EXERCISE DESCRIPTION:
Check every line in the listing below for "this". Copy the ones where it occurs.

EXTRACTED INFORMATION:
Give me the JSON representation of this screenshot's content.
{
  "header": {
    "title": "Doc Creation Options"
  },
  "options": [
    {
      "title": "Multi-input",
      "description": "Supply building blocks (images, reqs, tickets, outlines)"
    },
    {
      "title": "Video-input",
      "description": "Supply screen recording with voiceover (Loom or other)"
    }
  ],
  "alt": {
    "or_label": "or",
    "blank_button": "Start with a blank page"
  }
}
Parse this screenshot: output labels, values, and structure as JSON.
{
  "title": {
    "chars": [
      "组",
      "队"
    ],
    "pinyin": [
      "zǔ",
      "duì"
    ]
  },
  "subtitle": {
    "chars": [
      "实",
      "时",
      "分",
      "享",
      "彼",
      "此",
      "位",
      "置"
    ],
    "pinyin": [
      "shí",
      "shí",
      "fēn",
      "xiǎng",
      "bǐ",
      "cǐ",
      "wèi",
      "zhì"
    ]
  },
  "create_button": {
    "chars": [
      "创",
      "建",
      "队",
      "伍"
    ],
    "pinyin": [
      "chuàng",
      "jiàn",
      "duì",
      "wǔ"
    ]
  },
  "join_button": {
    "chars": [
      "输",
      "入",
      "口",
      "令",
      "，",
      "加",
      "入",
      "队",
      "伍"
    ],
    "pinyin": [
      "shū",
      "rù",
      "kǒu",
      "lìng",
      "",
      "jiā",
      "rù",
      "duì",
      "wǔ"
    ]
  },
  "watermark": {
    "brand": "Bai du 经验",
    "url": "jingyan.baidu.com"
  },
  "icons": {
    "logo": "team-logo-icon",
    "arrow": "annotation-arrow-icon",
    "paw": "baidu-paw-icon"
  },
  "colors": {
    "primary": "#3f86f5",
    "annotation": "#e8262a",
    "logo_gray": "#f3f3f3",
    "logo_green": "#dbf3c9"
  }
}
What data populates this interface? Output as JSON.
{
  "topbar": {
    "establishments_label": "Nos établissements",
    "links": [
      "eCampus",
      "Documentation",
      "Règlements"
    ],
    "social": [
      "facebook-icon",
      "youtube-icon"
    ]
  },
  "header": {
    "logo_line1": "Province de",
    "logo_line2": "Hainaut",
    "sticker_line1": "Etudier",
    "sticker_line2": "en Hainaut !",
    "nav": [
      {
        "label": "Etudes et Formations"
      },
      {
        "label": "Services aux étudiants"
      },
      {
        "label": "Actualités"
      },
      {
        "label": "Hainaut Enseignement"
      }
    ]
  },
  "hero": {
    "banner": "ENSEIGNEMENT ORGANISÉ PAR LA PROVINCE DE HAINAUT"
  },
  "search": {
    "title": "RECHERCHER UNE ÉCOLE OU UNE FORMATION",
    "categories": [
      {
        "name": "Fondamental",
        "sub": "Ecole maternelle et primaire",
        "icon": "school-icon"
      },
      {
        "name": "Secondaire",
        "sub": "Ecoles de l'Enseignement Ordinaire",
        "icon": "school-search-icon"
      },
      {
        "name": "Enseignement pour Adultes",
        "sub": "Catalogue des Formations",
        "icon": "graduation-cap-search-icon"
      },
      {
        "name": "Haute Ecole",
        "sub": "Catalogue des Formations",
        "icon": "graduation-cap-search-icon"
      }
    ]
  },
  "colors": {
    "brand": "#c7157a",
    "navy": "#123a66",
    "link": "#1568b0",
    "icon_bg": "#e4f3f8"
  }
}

TASK SOLUTION:
Give me the JSON representation of this screenshot's content.
Parse this screenshot: output labels, values, and structure as JSON.
What data populates this interface? Output as JSON.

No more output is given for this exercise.